### What is needed
Could you set down the records below exactly as they are, with no pictures?

### Data extract
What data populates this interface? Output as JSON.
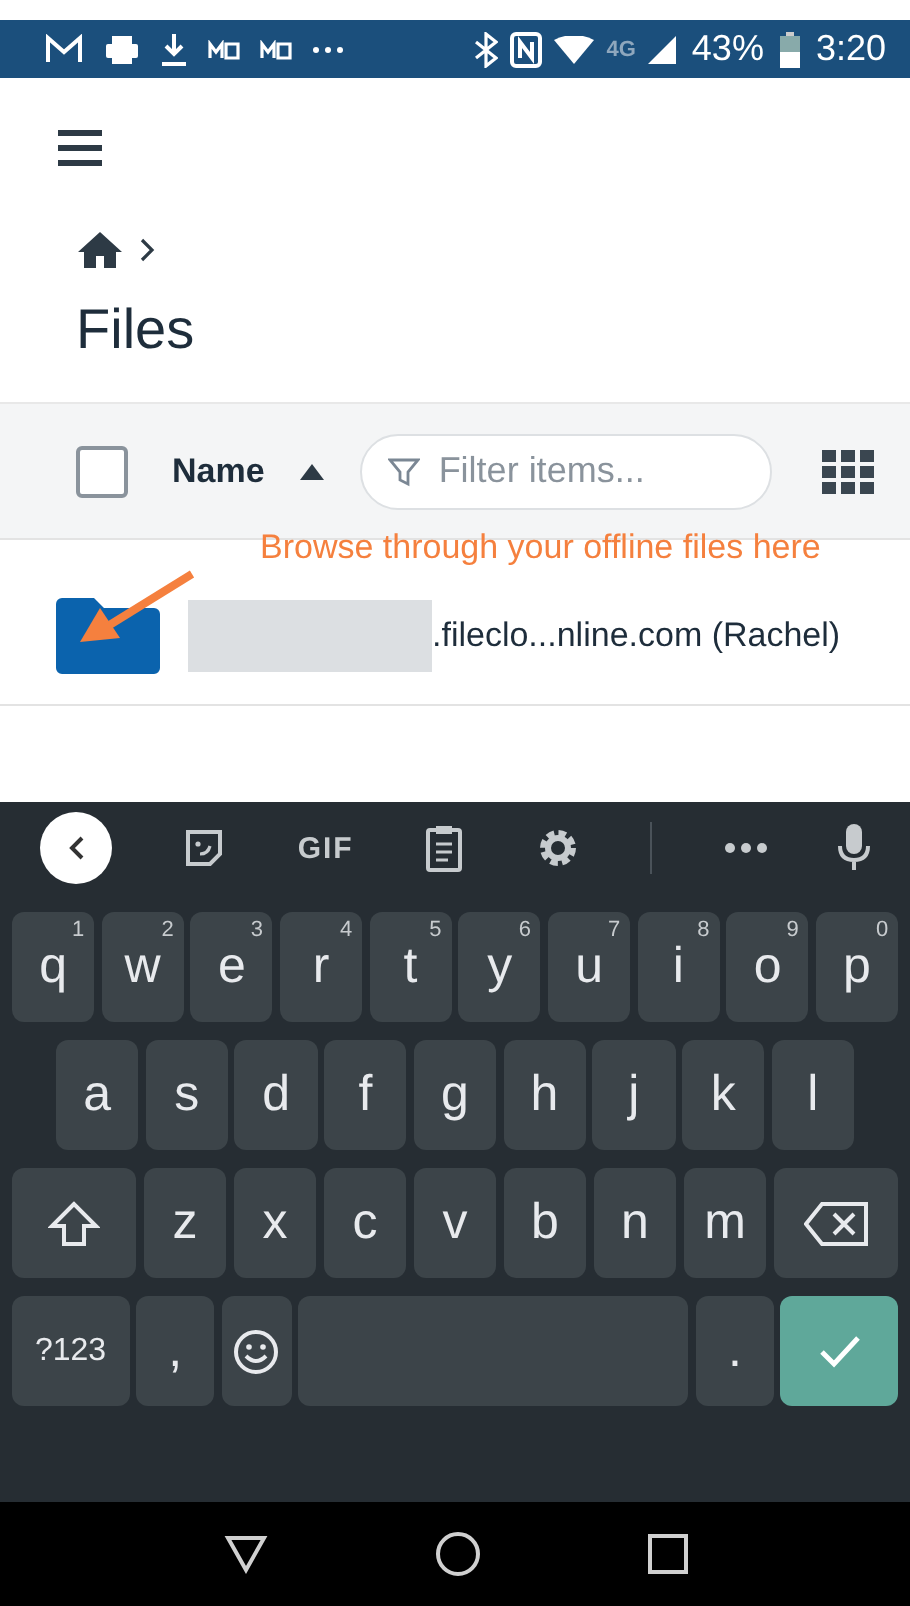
{
  "status_bar": {
    "battery": "43%",
    "time": "3:20",
    "network": "4G"
  },
  "breadcrumb": {
    "title": "Files"
  },
  "list_header": {
    "select_all": {
      "checked": false
    },
    "column": "Name",
    "sort_ascending": true,
    "filter": {
      "placeholder": "Filter items..."
    }
  },
  "annotation": "Browse through your offline files here",
  "files": [
    {
      "name": ".fileclo...nline.com (Rachel)",
      "kind": "folder"
    }
  ],
  "keyboard": {
    "toolbar": {
      "gif": "GIF"
    },
    "key_rows": [
      {
        "keys": [
          {
            "kind": "letter",
            "label": "q",
            "hint": "1"
          },
          {
            "kind": "letter",
            "label": "w",
            "hint": "2"
          },
          {
            "kind": "letter",
            "label": "e",
            "hint": "3"
          },
          {
            "kind": "letter",
            "label": "r",
            "hint": "4"
          },
          {
            "kind": "letter",
            "label": "t",
            "hint": "5"
          },
          {
            "kind": "letter",
            "label": "y",
            "hint": "6"
          },
          {
            "kind": "letter",
            "label": "u",
            "hint": "7"
          },
          {
            "kind": "letter",
            "label": "i",
            "hint": "8"
          },
          {
            "kind": "letter",
            "label": "o",
            "hint": "9"
          },
          {
            "kind": "letter",
            "label": "p",
            "hint": "0"
          }
        ]
      },
      {
        "keys": [
          {
            "kind": "letter",
            "label": "a"
          },
          {
            "kind": "letter",
            "label": "s"
          },
          {
            "kind": "letter",
            "label": "d"
          },
          {
            "kind": "letter",
            "label": "f"
          },
          {
            "kind": "letter",
            "label": "g"
          },
          {
            "kind": "letter",
            "label": "h"
          },
          {
            "kind": "letter",
            "label": "j"
          },
          {
            "kind": "letter",
            "label": "k"
          },
          {
            "kind": "letter",
            "label": "l"
          }
        ]
      },
      {
        "keys": [
          {
            "kind": "shift"
          },
          {
            "kind": "letter",
            "label": "z"
          },
          {
            "kind": "letter",
            "label": "x"
          },
          {
            "kind": "letter",
            "label": "c"
          },
          {
            "kind": "letter",
            "label": "v"
          },
          {
            "kind": "letter",
            "label": "b"
          },
          {
            "kind": "letter",
            "label": "n"
          },
          {
            "kind": "letter",
            "label": "m"
          },
          {
            "kind": "backspace"
          }
        ]
      },
      {
        "keys": [
          {
            "kind": "symbols",
            "label": "?123"
          },
          {
            "kind": "letter",
            "label": ","
          },
          {
            "kind": "emoji"
          },
          {
            "kind": "space"
          },
          {
            "kind": "letter",
            "label": "."
          },
          {
            "kind": "enter"
          }
        ]
      }
    ]
  }
}
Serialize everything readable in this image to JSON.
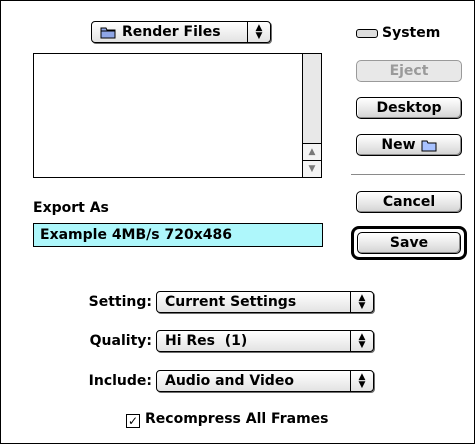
{
  "folder_popup": {
    "label": "Render Files",
    "icon": "folder-icon"
  },
  "volume": {
    "label": "System",
    "icon": "drive-icon"
  },
  "buttons": {
    "eject": "Eject",
    "desktop": "Desktop",
    "new": "New",
    "cancel": "Cancel",
    "save": "Save"
  },
  "export_as": {
    "label": "Export As",
    "value": "Example 4MB/s 720x486"
  },
  "settings": {
    "setting_label": "Setting:",
    "setting_value": "Current Settings",
    "quality_label": "Quality:",
    "quality_value": "Hi Res  (1)",
    "include_label": "Include:",
    "include_value": "Audio and Video"
  },
  "recompress": {
    "label": "Recompress All Frames",
    "checked": true
  },
  "colors": {
    "field_highlight": "#aef7fb",
    "disabled": "#9a9a9a"
  }
}
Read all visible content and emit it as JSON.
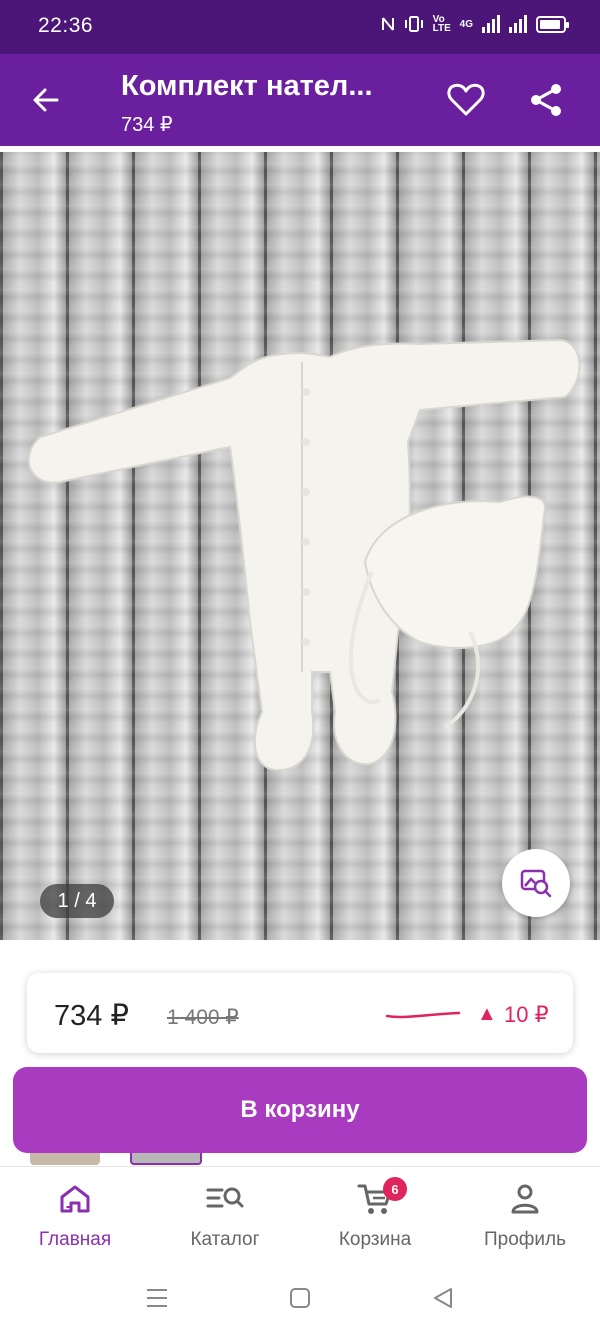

### Output of the task
What data populates this interface? Output as JSON.
{
  "status_bar": {
    "battery": "43%",
    "time": "3:20",
    "network": "4G"
  },
  "breadcrumb": {
    "title": "Files"
  },
  "list_header": {
    "select_all": {
      "checked": false
    },
    "column": "Name",
    "sort_ascending": true,
    "filter": {
      "placeholder": "Filter items..."
    }
  },
  "annotation": "Browse through your offline files here",
  "files": [
    {
      "name": ".fileclo...nline.com (Rachel)",
      "kind": "folder"
    }
  ],
  "keyboard": {
    "toolbar": {
      "gif": "GIF"
    },
    "key_rows": [
      {
        "keys": [
          {
            "kind": "letter",
            "label": "q",
            "hint": "1"
          },
          {
            "kind": "letter",
            "label": "w",
            "hint": "2"
          },
          {
            "kind": "letter",
            "label": "e",
            "hint": "3"
          },
          {
            "kind": "letter",
            "label": "r",
            "hint": "4"
          },
          {
            "kind": "letter",
            "label": "t",
            "hint": "5"
          },
          {
            "kind": "letter",
            "label": "y",
            "hint": "6"
          },
          {
            "kind": "letter",
            "label": "u",
            "hint": "7"
          },
          {
            "kind": "letter",
            "label": "i",
            "hint": "8"
          },
          {
            "kind": "letter",
            "label": "o",
            "hint": "9"
          },
          {
            "kind": "letter",
            "label": "p",
            "hint": "0"
          }
        ]
      },
      {
        "keys": [
          {
            "kind": "letter",
            "label": "a"
          },
          {
            "kind": "letter",
            "label": "s"
          },
          {
            "kind": "letter",
            "label": "d"
          },
          {
            "kind": "letter",
            "label": "f"
          },
          {
            "kind": "letter",
            "label": "g"
          },
          {
            "kind": "letter",
            "label": "h"
          },
          {
            "kind": "letter",
            "label": "j"
          },
          {
            "kind": "letter",
            "label": "k"
          },
          {
            "kind": "letter",
            "label": "l"
          }
        ]
      },
      {
        "keys": [
          {
            "kind": "shift"
          },
          {
            "kind": "letter",
            "label": "z"
          },
          {
            "kind": "letter",
            "label": "x"
          },
          {
            "kind": "letter",
            "label": "c"
          },
          {
            "kind": "letter",
            "label": "v"
          },
          {
            "kind": "letter",
            "label": "b"
          },
          {
            "kind": "letter",
            "label": "n"
          },
          {
            "kind": "letter",
            "label": "m"
          },
          {
            "kind": "backspace"
          }
        ]
      },
      {
        "keys": [
          {
            "kind": "symbols",
            "label": "?123"
          },
          {
            "kind": "letter",
            "label": ","
          },
          {
            "kind": "emoji"
          },
          {
            "kind": "space"
          },
          {
            "kind": "letter",
            "label": "."
          },
          {
            "kind": "enter"
          }
        ]
      }
    ]
  }
}
Serialize everything readable in this image to JSON.
{
  "folder_popup": {
    "label": "Render Files",
    "icon": "folder-icon"
  },
  "volume": {
    "label": "System",
    "icon": "drive-icon"
  },
  "buttons": {
    "eject": "Eject",
    "desktop": "Desktop",
    "new": "New",
    "cancel": "Cancel",
    "save": "Save"
  },
  "export_as": {
    "label": "Export As",
    "value": "Example 4MB/s 720x486"
  },
  "settings": {
    "setting_label": "Setting:",
    "setting_value": "Current Settings",
    "quality_label": "Quality:",
    "quality_value": "Hi Res  (1)",
    "include_label": "Include:",
    "include_value": "Audio and Video"
  },
  "recompress": {
    "label": "Recompress All Frames",
    "checked": true
  },
  "colors": {
    "field_highlight": "#aef7fb",
    "disabled": "#9a9a9a"
  }
}
Read all visible content and emit it as JSON.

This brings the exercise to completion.